Elinore Prewitt Stewart was working as a laundress in Denver when she decided to try to “prove up” on 160 acres of land in rural Wyoming. She moved to Wyoming to serve as a housekeeper for a rancher, Clyde Stewart, with the agreement that she would homestead land that adjoined his.
Stewart wrote extensively about her experiences as a female Homesteader, including in letters to her former employer back in Denver.
She wrote, “To me, homesteading is the solution to all poverty’s problems, but … persons afraid of coyotes and work and loneliness had better let ranching alone. At the same time, any woman who can stand her own company, can see the beauty of the sunset, loves growing things and is willing to put in as much time at careful labor as she does over the washtub, will certainly succeed, will have independence, plenty to eat all the time, and a home of her own in the end.”
Stewart published her letters in the Atlantic Monthly, as well as in two books, “Letters of a Woman Homesteader” and “Letters on an Elk Hunt.” She gained national fame, despite a little hiccup when she had to give up her land just before she proved up — she married Clyde Stewart and they maintained a single residence, forcing her to give her land to her mother-in-law to avoid violating the law.
Gwennllian Evans was Montana’s first female Homesteader. The widow from Wales moved to the United States in the 1860s, looking for an opportunity.
And she found it, in a town today called Opportunity, Montana.
Evans’ greatest claim to fame is her son, who was a well-known rancher and land agent for industrialist Marcus Daley. But she did alright for herself, too. Evans opened the area’s first post office, serving as postmistress for the area.
She lived on her homestead until her death in 1892.
“I , Gwennllian Evans, a native of Breconshire in Wales, but now a resident of the County of Deer Lodge and Territory of Montana do declare upon oath that it is bon-fide [sic] my intention to become a citizen…to renounce…all allegiance and fidelity to all and any foreign Prince, Potentate, State and Sovereignty…particularly to Victoria II, Queen of Great Britain.”
Laura Etta Smalley was one of the many Canadian women who crossed the border to circumvent Canada’s laws against women owning land. Smalley was a schoolteacher who was among the first to acquire land under the Enlarged Homestead Act of 1909.
She homesteaded 320 acres in Montana, maintaining her own land and residence, even after she married another homesteader. That worked out nicely, since her husband lost his land in 1926. The whole family was able to move back to her land, where she lived until her death in 1973.
These homesteading women were part of a program intended to class up the boomtowns and brothels that characterized the western United States. And though few likely realized it at the time, they were starting a movement of women’s rights that would forever change this country.
In an effort to attract more women to take on traditional gender roles, the West became one of the most gender-progressive regions in the country. The first four states to grant women the right to vote were all in the West. Virginia Scharff, a professor of history at the University of New Mexico, writes,

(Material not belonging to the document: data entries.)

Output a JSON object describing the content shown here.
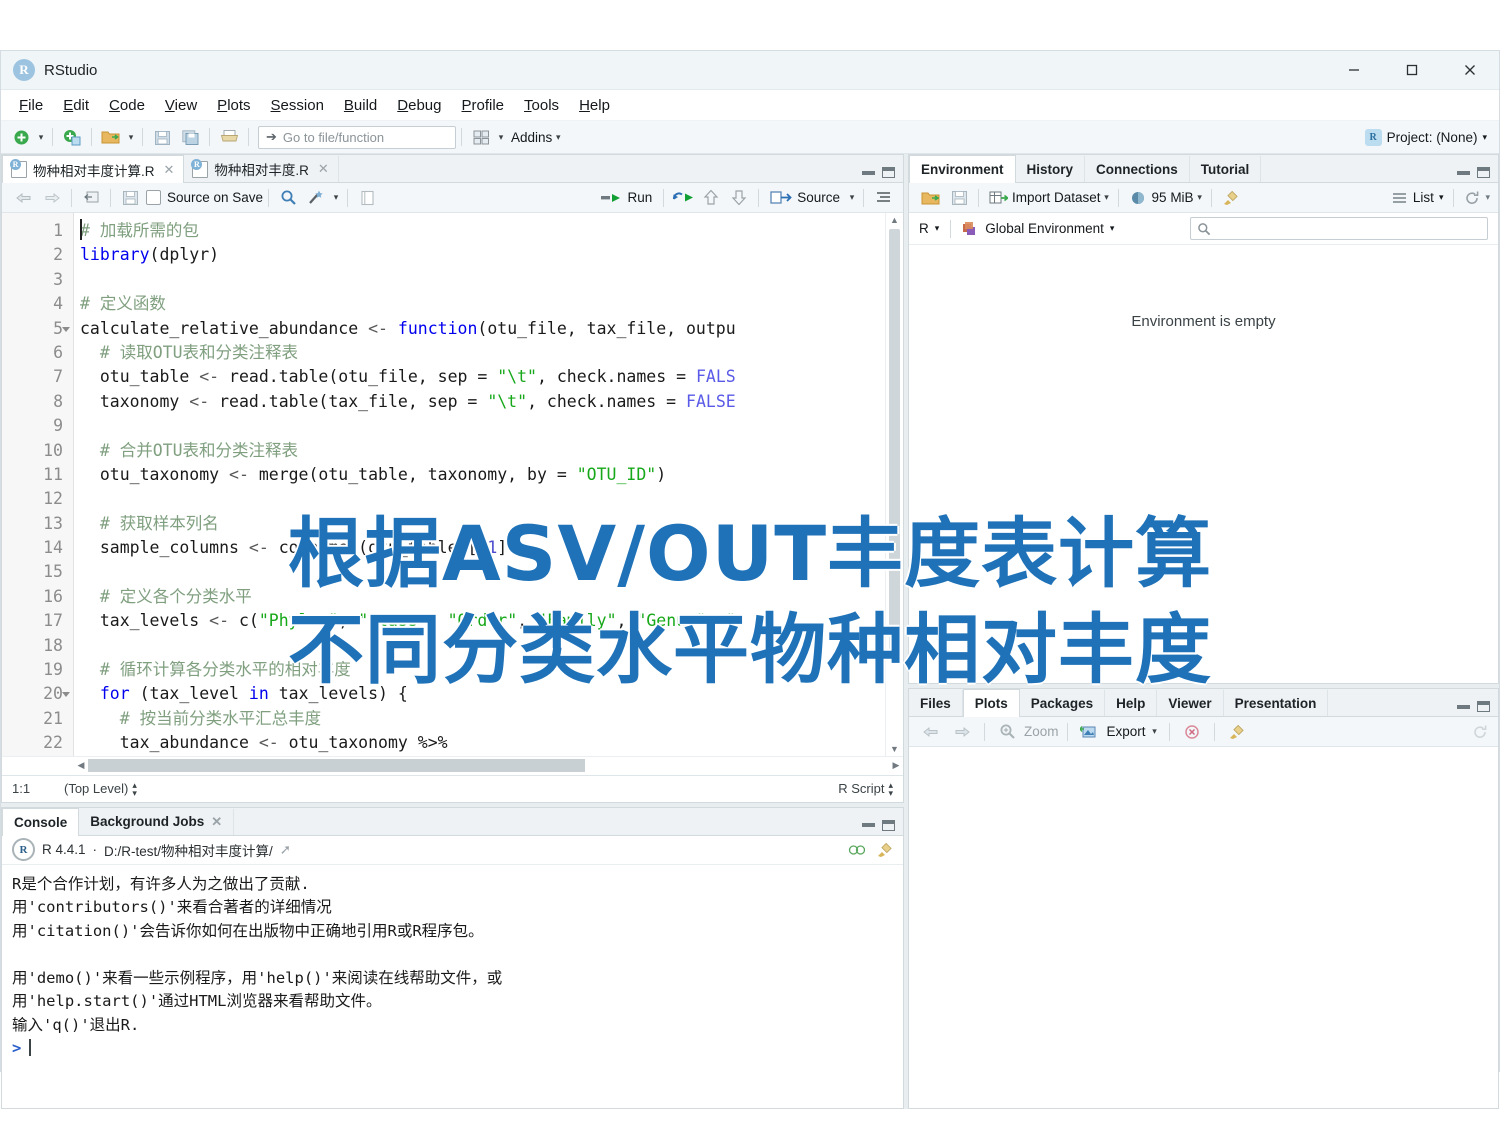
{
  "window": {
    "app_title": "RStudio",
    "logo_letter": "R",
    "controls": {
      "minimize": "minimize-icon",
      "maximize": "maximize-icon",
      "close": "close-icon"
    }
  },
  "menubar": {
    "items": [
      "File",
      "Edit",
      "Code",
      "View",
      "Plots",
      "Session",
      "Build",
      "Debug",
      "Profile",
      "Tools",
      "Help"
    ]
  },
  "main_toolbar": {
    "new_file_icon": "new-file-icon",
    "new_project_icon": "new-project-icon",
    "open_icon": "open-folder-icon",
    "save_icon": "save-icon",
    "save_all_icon": "save-all-icon",
    "print_icon": "print-icon",
    "goto_placeholder": "Go to file/function",
    "workspace_panes_icon": "workspace-panes-icon",
    "addins_label": "Addins",
    "project_label": "Project: (None)"
  },
  "source": {
    "tabs": [
      {
        "label": "物种相对丰度计算.R",
        "active": true
      },
      {
        "label": "物种相对丰度.R",
        "active": false
      }
    ],
    "toolbar": {
      "back_icon": "back-arrow-icon",
      "forward_icon": "forward-arrow-icon",
      "popout_icon": "show-in-new-window-icon",
      "save_icon": "save-icon",
      "source_on_save_label": "Source on Save",
      "find_icon": "search-icon",
      "wand_icon": "code-tools-icon",
      "compile_icon": "compile-report-icon",
      "run_label": "Run",
      "rerun_icon": "rerun-icon",
      "up_icon": "run-previous-icon",
      "down_icon": "run-next-icon",
      "source_label": "Source",
      "outline_icon": "document-outline-icon"
    },
    "code_lines": [
      {
        "n": 1,
        "fold": "",
        "tokens": [
          {
            "t": "# 加载所需的包",
            "c": "cm"
          }
        ]
      },
      {
        "n": 2,
        "fold": "",
        "tokens": [
          {
            "t": "library",
            "c": "kw"
          },
          {
            "t": "(dplyr)",
            "c": ""
          }
        ]
      },
      {
        "n": 3,
        "fold": "",
        "tokens": []
      },
      {
        "n": 4,
        "fold": "",
        "tokens": [
          {
            "t": "# 定义函数",
            "c": "cm"
          }
        ]
      },
      {
        "n": 5,
        "fold": "open",
        "tokens": [
          {
            "t": "calculate_relative_abundance ",
            "c": ""
          },
          {
            "t": "<-",
            "c": "op"
          },
          {
            "t": " ",
            "c": ""
          },
          {
            "t": "function",
            "c": "kw"
          },
          {
            "t": "(otu_file, tax_file, outpu",
            "c": ""
          }
        ]
      },
      {
        "n": 6,
        "fold": "",
        "tokens": [
          {
            "t": "  # 读取OTU表和分类注释表",
            "c": "cm"
          }
        ]
      },
      {
        "n": 7,
        "fold": "",
        "tokens": [
          {
            "t": "  otu_table ",
            "c": ""
          },
          {
            "t": "<-",
            "c": "op"
          },
          {
            "t": " read.table(otu_file, sep = ",
            "c": ""
          },
          {
            "t": "\"\\t\"",
            "c": "str"
          },
          {
            "t": ", check.names = ",
            "c": ""
          },
          {
            "t": "FALS",
            "c": "cnst"
          }
        ]
      },
      {
        "n": 8,
        "fold": "",
        "tokens": [
          {
            "t": "  taxonomy ",
            "c": ""
          },
          {
            "t": "<-",
            "c": "op"
          },
          {
            "t": " read.table(tax_file, sep = ",
            "c": ""
          },
          {
            "t": "\"\\t\"",
            "c": "str"
          },
          {
            "t": ", check.names = ",
            "c": ""
          },
          {
            "t": "FALSE",
            "c": "cnst"
          }
        ]
      },
      {
        "n": 9,
        "fold": "",
        "tokens": []
      },
      {
        "n": 10,
        "fold": "",
        "tokens": [
          {
            "t": "  # 合并OTU表和分类注释表",
            "c": "cm"
          }
        ]
      },
      {
        "n": 11,
        "fold": "",
        "tokens": [
          {
            "t": "  otu_taxonomy ",
            "c": ""
          },
          {
            "t": "<-",
            "c": "op"
          },
          {
            "t": " merge(otu_table, taxonomy, by = ",
            "c": ""
          },
          {
            "t": "\"OTU_ID\"",
            "c": "str"
          },
          {
            "t": ")",
            "c": ""
          }
        ]
      },
      {
        "n": 12,
        "fold": "",
        "tokens": []
      },
      {
        "n": 13,
        "fold": "",
        "tokens": [
          {
            "t": "  # 获取样本列名",
            "c": "cm"
          }
        ]
      },
      {
        "n": 14,
        "fold": "",
        "tokens": [
          {
            "t": "  sample_columns ",
            "c": ""
          },
          {
            "t": "<-",
            "c": "op"
          },
          {
            "t": " colnames(otu_table)[",
            "c": ""
          },
          {
            "t": "-1",
            "c": "num"
          },
          {
            "t": "]",
            "c": ""
          }
        ]
      },
      {
        "n": 15,
        "fold": "",
        "tokens": []
      },
      {
        "n": 16,
        "fold": "",
        "tokens": [
          {
            "t": "  # 定义各个分类水平",
            "c": "cm"
          }
        ]
      },
      {
        "n": 17,
        "fold": "",
        "tokens": [
          {
            "t": "  tax_levels ",
            "c": ""
          },
          {
            "t": "<-",
            "c": "op"
          },
          {
            "t": " c(",
            "c": ""
          },
          {
            "t": "\"Phylum\"",
            "c": "str"
          },
          {
            "t": ", ",
            "c": ""
          },
          {
            "t": "\"Class\"",
            "c": "str"
          },
          {
            "t": ", ",
            "c": ""
          },
          {
            "t": "\"Order\"",
            "c": "str"
          },
          {
            "t": ", ",
            "c": ""
          },
          {
            "t": "\"Family\"",
            "c": "str"
          },
          {
            "t": ", ",
            "c": ""
          },
          {
            "t": "\"Genus\"",
            "c": "str"
          },
          {
            "t": ", ",
            "c": ""
          },
          {
            "t": "\"",
            "c": "str"
          }
        ]
      },
      {
        "n": 18,
        "fold": "",
        "tokens": []
      },
      {
        "n": 19,
        "fold": "",
        "tokens": [
          {
            "t": "  # 循环计算各分类水平的相对丰度",
            "c": "cm"
          }
        ]
      },
      {
        "n": 20,
        "fold": "open",
        "tokens": [
          {
            "t": "  ",
            "c": ""
          },
          {
            "t": "for",
            "c": "kw"
          },
          {
            "t": " (tax_level ",
            "c": ""
          },
          {
            "t": "in",
            "c": "kw"
          },
          {
            "t": " tax_levels) {",
            "c": ""
          }
        ]
      },
      {
        "n": 21,
        "fold": "",
        "tokens": [
          {
            "t": "    # 按当前分类水平汇总丰度",
            "c": "cm"
          }
        ]
      },
      {
        "n": 22,
        "fold": "",
        "tokens": [
          {
            "t": "    tax_abundance ",
            "c": ""
          },
          {
            "t": "<-",
            "c": "op"
          },
          {
            "t": " otu_taxonomy %>%",
            "c": ""
          }
        ]
      }
    ],
    "status": {
      "position": "1:1",
      "scope": "(Top Level)",
      "file_type": "R Script"
    }
  },
  "console": {
    "tabs": [
      {
        "label": "Console",
        "active": true,
        "closable": false
      },
      {
        "label": "Background Jobs",
        "active": false,
        "closable": true
      }
    ],
    "r_version": "R 4.4.1",
    "separator": "·",
    "working_dir": "D:/R-test/物种相对丰度计算/",
    "output_lines": [
      "R是个合作计划，有许多人为之做出了贡献.",
      "用'contributors()'来看合著者的详细情况",
      "用'citation()'会告诉你如何在出版物中正确地引用R或R程序包。",
      "",
      "用'demo()'来看一些示例程序，用'help()'来阅读在线帮助文件，或",
      "用'help.start()'通过HTML浏览器来看帮助文件。",
      "输入'q()'退出R."
    ],
    "prompt": ">"
  },
  "environment": {
    "tabs": [
      {
        "label": "Environment",
        "active": true
      },
      {
        "label": "History",
        "active": false
      },
      {
        "label": "Connections",
        "active": false
      },
      {
        "label": "Tutorial",
        "active": false
      }
    ],
    "toolbar": {
      "load_icon": "load-workspace-icon",
      "save_icon": "save-workspace-icon",
      "import_label": "Import Dataset",
      "memory_label": "95 MiB",
      "broom_icon": "clear-objects-icon",
      "view_mode_label": "List",
      "refresh_icon": "refresh-icon"
    },
    "language_selector": "R",
    "scope_label": "Global Environment",
    "search_placeholder": "",
    "empty_message": "Environment is empty"
  },
  "files_pane": {
    "tabs": [
      {
        "label": "Files",
        "active": false
      },
      {
        "label": "Plots",
        "active": true
      },
      {
        "label": "Packages",
        "active": false
      },
      {
        "label": "Help",
        "active": false
      },
      {
        "label": "Viewer",
        "active": false
      },
      {
        "label": "Presentation",
        "active": false
      }
    ],
    "toolbar": {
      "back_icon": "back-arrow-icon",
      "forward_icon": "forward-arrow-icon",
      "zoom_label": "Zoom",
      "export_label": "Export",
      "remove_icon": "remove-plot-icon",
      "clear_icon": "clear-plots-icon",
      "refresh_icon": "refresh-icon"
    }
  },
  "overlay": {
    "line1": "根据ASV/OUT丰度表计算",
    "line2": "不同分类水平物种相对丰度",
    "color": "#1f72b8"
  }
}
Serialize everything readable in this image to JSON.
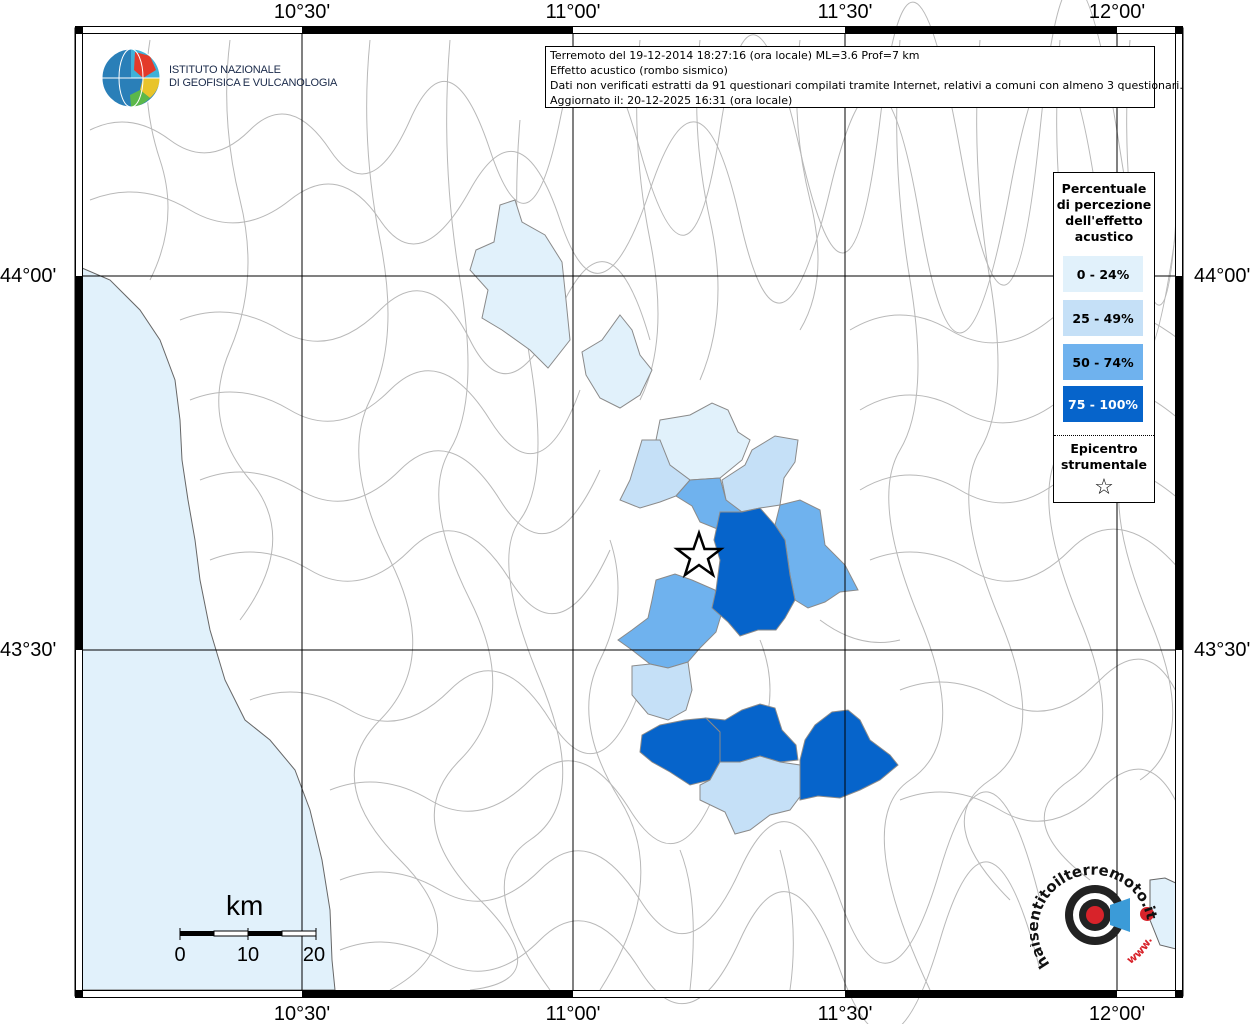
{
  "map": {
    "lon_labels": [
      "10°30'",
      "11°00'",
      "11°30'",
      "12°00'"
    ],
    "lat_labels": [
      "44°00'",
      "43°30'"
    ]
  },
  "logo": {
    "line1": "ISTITUTO NAZIONALE",
    "line2": "DI GEOFISICA E VULCANOLOGIA"
  },
  "info": {
    "line1": "Terremoto del 19-12-2014 18:27:16 (ora locale) ML=3.6 Prof=7 km",
    "line2": "Effetto acustico (rombo sismico)",
    "line3": "Dati non verificati estratti da 91 questionari compilati tramite Internet, relativi a comuni con almeno 3 questionari.",
    "line4": "Aggiornato il: 20-12-2025 16:31 (ora locale)"
  },
  "legend": {
    "title_lines": [
      "Percentuale",
      "di percezione",
      "dell'effetto",
      "acustico"
    ],
    "items": [
      {
        "label": "0 - 24%",
        "color": "#e1f1fb"
      },
      {
        "label": "25 - 49%",
        "color": "#c5e0f7"
      },
      {
        "label": "50 - 74%",
        "color": "#6fb2ee"
      },
      {
        "label": "75 - 100%",
        "color": "#0664cb"
      }
    ],
    "epicenter_lines": [
      "Epicentro",
      "strumentale"
    ],
    "star_symbol": "☆"
  },
  "scale": {
    "unit": "km",
    "ticks": [
      "0",
      "10",
      "20"
    ]
  },
  "brand": {
    "text": "haisentitoilterremoto.it",
    "url_text": "www."
  },
  "colors": {
    "sea": "#e1f1fb",
    "grid": "#000000",
    "boundaries": "#b0b0b0"
  }
}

The first woman to be elected to the US House of Representatives (Montana’s Jeannette Rankin), the first woman governors of states (Nellie Tayloe Ross of Wyoming and Miriam Ferguson of Texas), and the first woman mayor of a major city (Seattle’s Bertha Knight Landes) all hailed from the West. Of the thirty-four women who have served in the US Senate, twenty-two have represented states west of the Mississippi.
There are a lot of opportunities out there for the taking. Whether that’s claiming your piece of land, buying a house, asking for a raise or getting your own HGTV show, history is written by those who answer when opportunity (MT) knocks.